> [Data for the task]:
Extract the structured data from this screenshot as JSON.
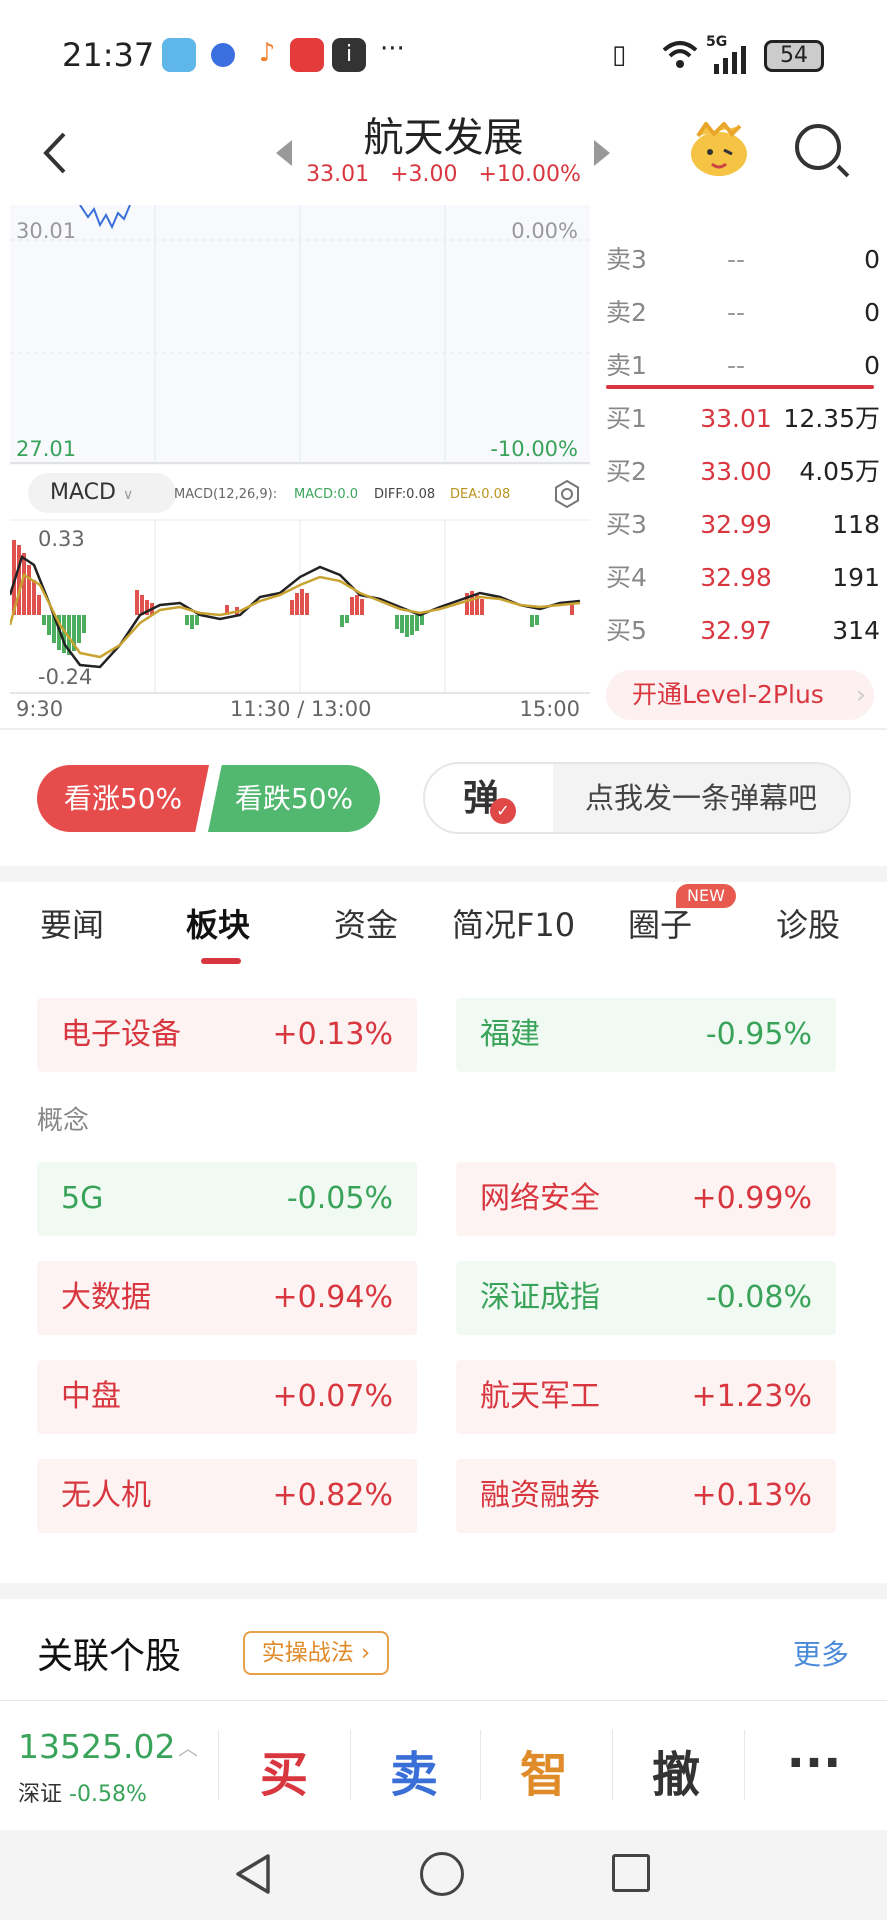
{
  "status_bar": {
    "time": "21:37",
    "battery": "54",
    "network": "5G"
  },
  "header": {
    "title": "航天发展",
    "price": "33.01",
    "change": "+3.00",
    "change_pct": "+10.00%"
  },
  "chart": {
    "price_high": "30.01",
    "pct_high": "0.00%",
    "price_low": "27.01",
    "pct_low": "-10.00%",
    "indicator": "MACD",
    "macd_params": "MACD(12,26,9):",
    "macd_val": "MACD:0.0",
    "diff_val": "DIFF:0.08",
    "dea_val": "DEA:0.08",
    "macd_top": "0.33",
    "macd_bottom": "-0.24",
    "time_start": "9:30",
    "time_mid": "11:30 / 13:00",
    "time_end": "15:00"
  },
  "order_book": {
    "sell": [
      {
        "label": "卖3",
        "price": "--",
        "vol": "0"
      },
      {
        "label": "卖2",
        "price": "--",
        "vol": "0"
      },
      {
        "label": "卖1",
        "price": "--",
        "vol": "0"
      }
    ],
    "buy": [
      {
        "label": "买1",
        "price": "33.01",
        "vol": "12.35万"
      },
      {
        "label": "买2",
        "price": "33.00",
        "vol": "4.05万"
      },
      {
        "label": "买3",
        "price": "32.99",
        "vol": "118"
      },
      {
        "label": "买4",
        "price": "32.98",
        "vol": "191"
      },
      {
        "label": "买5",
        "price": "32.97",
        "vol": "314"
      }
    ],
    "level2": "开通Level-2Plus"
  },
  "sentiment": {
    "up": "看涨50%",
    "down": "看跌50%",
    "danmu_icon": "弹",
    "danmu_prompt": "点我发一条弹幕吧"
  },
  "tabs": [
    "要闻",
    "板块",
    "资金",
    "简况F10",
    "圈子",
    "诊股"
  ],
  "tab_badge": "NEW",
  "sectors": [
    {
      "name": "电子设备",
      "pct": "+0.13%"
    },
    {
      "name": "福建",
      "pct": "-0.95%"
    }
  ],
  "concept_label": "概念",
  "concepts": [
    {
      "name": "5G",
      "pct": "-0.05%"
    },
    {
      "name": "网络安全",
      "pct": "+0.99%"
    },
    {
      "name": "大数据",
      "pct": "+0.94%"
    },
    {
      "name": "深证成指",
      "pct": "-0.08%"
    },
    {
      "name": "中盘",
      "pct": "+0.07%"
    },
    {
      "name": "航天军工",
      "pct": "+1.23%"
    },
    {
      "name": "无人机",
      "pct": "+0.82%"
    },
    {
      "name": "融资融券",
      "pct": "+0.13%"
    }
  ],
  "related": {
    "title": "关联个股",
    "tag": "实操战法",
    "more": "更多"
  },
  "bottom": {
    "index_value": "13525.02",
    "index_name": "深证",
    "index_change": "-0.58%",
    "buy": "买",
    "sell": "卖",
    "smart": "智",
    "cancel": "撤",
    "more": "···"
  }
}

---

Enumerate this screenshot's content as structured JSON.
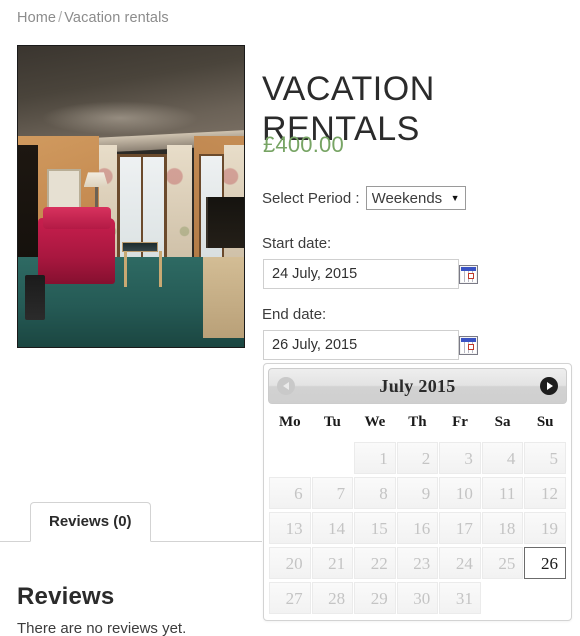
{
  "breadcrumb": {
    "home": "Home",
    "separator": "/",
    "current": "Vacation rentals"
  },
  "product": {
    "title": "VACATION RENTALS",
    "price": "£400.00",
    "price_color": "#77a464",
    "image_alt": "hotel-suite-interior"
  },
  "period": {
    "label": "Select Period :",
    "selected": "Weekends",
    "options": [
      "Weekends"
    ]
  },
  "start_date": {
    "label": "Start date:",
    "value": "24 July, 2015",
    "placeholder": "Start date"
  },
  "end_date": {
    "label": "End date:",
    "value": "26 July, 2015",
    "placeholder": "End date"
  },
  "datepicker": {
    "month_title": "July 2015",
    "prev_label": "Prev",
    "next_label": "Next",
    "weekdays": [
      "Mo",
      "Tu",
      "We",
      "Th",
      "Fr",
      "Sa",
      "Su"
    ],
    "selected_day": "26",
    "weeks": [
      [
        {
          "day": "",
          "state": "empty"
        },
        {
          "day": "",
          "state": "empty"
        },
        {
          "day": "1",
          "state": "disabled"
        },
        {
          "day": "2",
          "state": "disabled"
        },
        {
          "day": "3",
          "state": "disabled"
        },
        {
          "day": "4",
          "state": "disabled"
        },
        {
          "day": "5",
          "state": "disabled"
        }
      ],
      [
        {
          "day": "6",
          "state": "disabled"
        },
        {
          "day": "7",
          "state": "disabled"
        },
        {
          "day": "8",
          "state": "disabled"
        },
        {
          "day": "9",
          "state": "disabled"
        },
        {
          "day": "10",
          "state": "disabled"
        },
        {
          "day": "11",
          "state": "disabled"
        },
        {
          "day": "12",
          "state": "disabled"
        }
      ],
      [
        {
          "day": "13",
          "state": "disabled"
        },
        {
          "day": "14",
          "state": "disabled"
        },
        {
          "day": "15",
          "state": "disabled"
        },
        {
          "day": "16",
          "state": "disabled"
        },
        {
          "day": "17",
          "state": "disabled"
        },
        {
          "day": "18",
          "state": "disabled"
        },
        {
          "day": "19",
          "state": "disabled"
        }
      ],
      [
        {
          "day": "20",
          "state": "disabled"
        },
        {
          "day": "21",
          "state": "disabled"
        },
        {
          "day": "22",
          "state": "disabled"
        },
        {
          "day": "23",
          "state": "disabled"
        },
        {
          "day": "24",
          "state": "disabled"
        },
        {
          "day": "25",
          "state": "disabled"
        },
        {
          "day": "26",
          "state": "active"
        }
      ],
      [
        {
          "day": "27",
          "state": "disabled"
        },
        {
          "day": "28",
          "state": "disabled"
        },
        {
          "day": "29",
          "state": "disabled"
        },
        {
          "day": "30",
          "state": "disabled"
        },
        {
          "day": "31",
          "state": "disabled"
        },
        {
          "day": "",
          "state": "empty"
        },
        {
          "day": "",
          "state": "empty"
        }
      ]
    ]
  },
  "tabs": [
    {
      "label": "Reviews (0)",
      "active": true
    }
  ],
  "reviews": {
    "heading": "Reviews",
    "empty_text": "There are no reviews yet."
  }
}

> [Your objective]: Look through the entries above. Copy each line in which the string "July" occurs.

> [Result for this exercise]:
    "value": "24 July, 2015",
    "value": "26 July, 2015",
    "month_title": "July 2015",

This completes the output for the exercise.